Problem requirements: Write all of the lines below out again, exactly as they stand.

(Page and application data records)
--- --- ---
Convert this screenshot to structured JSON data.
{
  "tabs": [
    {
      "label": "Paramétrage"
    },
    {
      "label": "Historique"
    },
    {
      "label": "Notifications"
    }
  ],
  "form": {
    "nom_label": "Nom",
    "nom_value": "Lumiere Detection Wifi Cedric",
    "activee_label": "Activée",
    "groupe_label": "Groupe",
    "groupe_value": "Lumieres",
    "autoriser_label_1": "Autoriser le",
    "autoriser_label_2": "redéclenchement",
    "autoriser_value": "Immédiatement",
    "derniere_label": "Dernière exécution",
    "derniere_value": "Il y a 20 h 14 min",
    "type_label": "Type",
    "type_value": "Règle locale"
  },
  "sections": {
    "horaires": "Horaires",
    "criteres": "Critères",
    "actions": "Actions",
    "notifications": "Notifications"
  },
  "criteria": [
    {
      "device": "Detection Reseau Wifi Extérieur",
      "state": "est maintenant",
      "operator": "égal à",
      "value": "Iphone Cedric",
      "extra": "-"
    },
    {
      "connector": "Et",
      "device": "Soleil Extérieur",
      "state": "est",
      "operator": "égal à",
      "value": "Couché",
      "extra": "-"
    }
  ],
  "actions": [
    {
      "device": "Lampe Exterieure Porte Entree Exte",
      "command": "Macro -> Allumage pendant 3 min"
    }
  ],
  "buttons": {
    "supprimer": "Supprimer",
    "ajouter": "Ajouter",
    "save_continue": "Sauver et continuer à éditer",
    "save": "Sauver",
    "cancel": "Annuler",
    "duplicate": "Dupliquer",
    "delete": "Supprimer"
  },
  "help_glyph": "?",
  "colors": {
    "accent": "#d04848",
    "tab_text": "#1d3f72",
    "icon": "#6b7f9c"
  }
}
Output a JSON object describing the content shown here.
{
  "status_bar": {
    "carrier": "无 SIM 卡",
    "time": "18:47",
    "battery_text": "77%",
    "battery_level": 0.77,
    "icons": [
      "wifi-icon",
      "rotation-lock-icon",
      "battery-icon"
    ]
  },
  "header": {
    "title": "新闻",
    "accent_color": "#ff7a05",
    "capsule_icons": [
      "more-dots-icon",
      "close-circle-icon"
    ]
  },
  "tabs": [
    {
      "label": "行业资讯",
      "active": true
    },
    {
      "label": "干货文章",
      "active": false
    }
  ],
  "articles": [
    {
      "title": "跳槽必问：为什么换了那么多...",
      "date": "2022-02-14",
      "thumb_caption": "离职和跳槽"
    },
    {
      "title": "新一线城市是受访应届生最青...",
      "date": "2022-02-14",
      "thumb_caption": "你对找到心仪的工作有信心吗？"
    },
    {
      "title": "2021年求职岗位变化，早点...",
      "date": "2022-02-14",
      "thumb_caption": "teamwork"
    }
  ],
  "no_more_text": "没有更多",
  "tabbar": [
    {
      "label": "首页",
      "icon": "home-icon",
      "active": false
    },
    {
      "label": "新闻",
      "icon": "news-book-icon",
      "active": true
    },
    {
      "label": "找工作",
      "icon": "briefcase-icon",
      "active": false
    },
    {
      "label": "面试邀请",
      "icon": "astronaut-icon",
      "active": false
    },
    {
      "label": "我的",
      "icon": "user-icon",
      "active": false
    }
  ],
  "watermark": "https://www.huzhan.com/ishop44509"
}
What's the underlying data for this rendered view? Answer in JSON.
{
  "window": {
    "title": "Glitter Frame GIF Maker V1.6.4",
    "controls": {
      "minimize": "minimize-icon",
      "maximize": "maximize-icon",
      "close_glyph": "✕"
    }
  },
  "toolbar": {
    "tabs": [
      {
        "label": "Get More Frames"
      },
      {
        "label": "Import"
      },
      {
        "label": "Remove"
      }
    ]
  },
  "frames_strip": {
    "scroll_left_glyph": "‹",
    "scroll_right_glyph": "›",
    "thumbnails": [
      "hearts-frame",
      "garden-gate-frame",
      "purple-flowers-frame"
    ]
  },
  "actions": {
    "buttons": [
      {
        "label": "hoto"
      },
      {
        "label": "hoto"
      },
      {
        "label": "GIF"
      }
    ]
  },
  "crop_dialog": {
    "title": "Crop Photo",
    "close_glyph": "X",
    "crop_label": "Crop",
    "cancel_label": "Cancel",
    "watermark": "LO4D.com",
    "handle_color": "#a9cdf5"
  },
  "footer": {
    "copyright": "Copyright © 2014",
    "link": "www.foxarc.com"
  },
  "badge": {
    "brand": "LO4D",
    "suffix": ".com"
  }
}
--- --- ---
Exercise solution:
Convert this screenshot to structured JSON data.
{
  "tabs": [
    {
      "label": "Paramétrage"
    },
    {
      "label": "Historique"
    },
    {
      "label": "Notifications"
    }
  ],
  "form": {
    "nom_label": "Nom",
    "nom_value": "Lumiere Detection Wifi Cedric",
    "activee_label": "Activée",
    "groupe_label": "Groupe",
    "groupe_value": "Lumieres",
    "autoriser_label_1": "Autoriser le",
    "autoriser_label_2": "redéclenchement",
    "autoriser_value": "Immédiatement",
    "derniere_label": "Dernière exécution",
    "derniere_value": "Il y a 20 h 14 min",
    "type_label": "Type",
    "type_value": "Règle locale"
  },
  "sections": {
    "horaires": "Horaires",
    "criteres": "Critères",
    "actions": "Actions",
    "notifications": "Notifications"
  },
  "criteria": [
    {
      "device": "Detection Reseau Wifi Extérieur",
      "state": "est maintenant",
      "operator": "égal à",
      "value": "Iphone Cedric",
      "extra": "-"
    },
    {
      "connector": "Et",
      "device": "Soleil Extérieur",
      "state": "est",
      "operator": "égal à",
      "value": "Couché",
      "extra": "-"
    }
  ],
  "actions": [
    {
      "device": "Lampe Exterieure Porte Entree Exte",
      "command": "Macro -> Allumage pendant 3 min"
    }
  ],
  "buttons": {
    "supprimer": "Supprimer",
    "ajouter": "Ajouter",
    "save_continue": "Sauver et continuer à éditer",
    "save": "Sauver",
    "cancel": "Annuler",
    "duplicate": "Dupliquer",
    "delete": "Supprimer"
  },
  "help_glyph": "?",
  "colors": {
    "accent": "#d04848",
    "tab_text": "#1d3f72",
    "icon": "#6b7f9c"
  }
}
Output a JSON object describing the content shown here.
{
  "status_bar": {
    "carrier": "无 SIM 卡",
    "time": "18:47",
    "battery_text": "77%",
    "battery_level": 0.77,
    "icons": [
      "wifi-icon",
      "rotation-lock-icon",
      "battery-icon"
    ]
  },
  "header": {
    "title": "新闻",
    "accent_color": "#ff7a05",
    "capsule_icons": [
      "more-dots-icon",
      "close-circle-icon"
    ]
  },
  "tabs": [
    {
      "label": "行业资讯",
      "active": true
    },
    {
      "label": "干货文章",
      "active": false
    }
  ],
  "articles": [
    {
      "title": "跳槽必问：为什么换了那么多...",
      "date": "2022-02-14",
      "thumb_caption": "离职和跳槽"
    },
    {
      "title": "新一线城市是受访应届生最青...",
      "date": "2022-02-14",
      "thumb_caption": "你对找到心仪的工作有信心吗？"
    },
    {
      "title": "2021年求职岗位变化，早点...",
      "date": "2022-02-14",
      "thumb_caption": "teamwork"
    }
  ],
  "no_more_text": "没有更多",
  "tabbar": [
    {
      "label": "首页",
      "icon": "home-icon",
      "active": false
    },
    {
      "label": "新闻",
      "icon": "news-book-icon",
      "active": true
    },
    {
      "label": "找工作",
      "icon": "briefcase-icon",
      "active": false
    },
    {
      "label": "面试邀请",
      "icon": "astronaut-icon",
      "active": false
    },
    {
      "label": "我的",
      "icon": "user-icon",
      "active": false
    }
  ],
  "watermark": "https://www.huzhan.com/ishop44509"
}
What's the underlying data for this rendered view? Answer in JSON.
{
  "window": {
    "title": "Glitter Frame GIF Maker V1.6.4",
    "controls": {
      "minimize": "minimize-icon",
      "maximize": "maximize-icon",
      "close_glyph": "✕"
    }
  },
  "toolbar": {
    "tabs": [
      {
        "label": "Get More Frames"
      },
      {
        "label": "Import"
      },
      {
        "label": "Remove"
      }
    ]
  },
  "frames_strip": {
    "scroll_left_glyph": "‹",
    "scroll_right_glyph": "›",
    "thumbnails": [
      "hearts-frame",
      "garden-gate-frame",
      "purple-flowers-frame"
    ]
  },
  "actions": {
    "buttons": [
      {
        "label": "hoto"
      },
      {
        "label": "hoto"
      },
      {
        "label": "GIF"
      }
    ]
  },
  "crop_dialog": {
    "title": "Crop Photo",
    "close_glyph": "X",
    "crop_label": "Crop",
    "cancel_label": "Cancel",
    "watermark": "LO4D.com",
    "handle_color": "#a9cdf5"
  },
  "footer": {
    "copyright": "Copyright © 2014",
    "link": "www.foxarc.com"
  },
  "badge": {
    "brand": "LO4D",
    "suffix": ".com"
  }
}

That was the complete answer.